24. Discover Hidden Treasure
And speaking of Aboriginal art, such national parks are often rife with such hidden treasures as Aboriginal art, unique rock formations, beautiful springs and crystal-clear pools, and assorted native wildlife. Some of the best national parks to see great rock art are the Kakadu and Ubirr National Parks. (The former is reportedly owned by the indigenous people.)
25. The Sandstone Cliffs
Those who have been can confirm that the popular Cania Gorge in Cania Gorge National Park in Cania locality is actually surrounded by vibrant, memorable, towering sandstone cliffs, crevices, caves, and verdant rainforest. There’s local wildlife here too. The park has something for every kind of nature lover.
26. Barron Gorge
Barron Gorge is an official locality in Queensland’s Cairns Region. Nearly the entire place is as yet undeveloped land located within the well-known Barron Gorge National Park that actually spans significantly into more than one of the nearby localities. The gorge itself is actually the result of erosion from the Barron River rushing through the Great Dividing Range. It’s highlighted by plunging waterfalls and lush greenery.
27. The Kuranda Scenic Railway
In the words of the Quad City DJ’s: “Come on, ride the train . . .” This special line goes from the city of Cairns, Queensland, over the famous Great Dividing Range to the small town of Kuranda located on the Atherton Tableland. It follows a specific route on the Cairns-to-Kuranda line which only functions as a tourist service. It passes over 40 bridges and through 15 tunnels. You can ride it any time except for Christmas Day.
28. A World Heritage Area
Famous for fishing, the Barron River is located on the Atherton Tablelands. Barron Gorge National Park is a part of Queensland’s Wet Tropics World Heritage area. The river flows through Lake Tinaroo and eventually empties into the Coral Sea.
29. Mossman Gorge
Magnificent Mossman Gorge can be found in the distinctive Daintree National Park in Queensland. It has been designated a part of Queensland’s official Wet Tropics World Heritage area. Here you will find superb swimming spots and walking tracks too. Nature lovers will also appreciate the natural beauty and flourishing flora and fauna as well.
30. The Mossman River
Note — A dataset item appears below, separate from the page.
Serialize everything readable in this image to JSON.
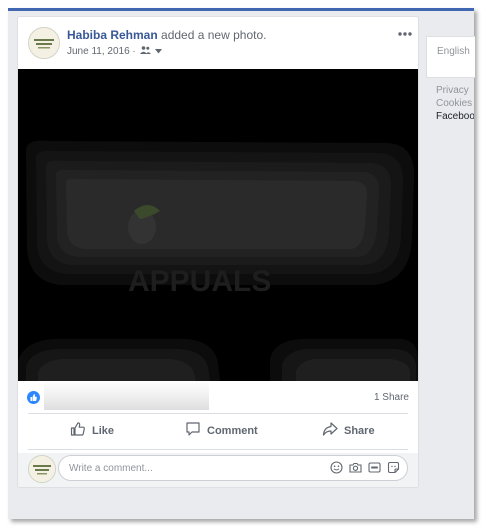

This river is situated in the Cape York Peninsula in Far North Queensland. It was named by Scottish explorer and colonist George Dalrymple in 1873 after politician Hugh Mosman who discovered gold in the town of Charters Towers. The river runs through the famous Mossman Gorge, a portion of the Daintree National Park, and past the little township of Mossman. The neighboring rainforest is rife with mossy boulders, bright ferns, and untold tales of its intimate Indigenous past.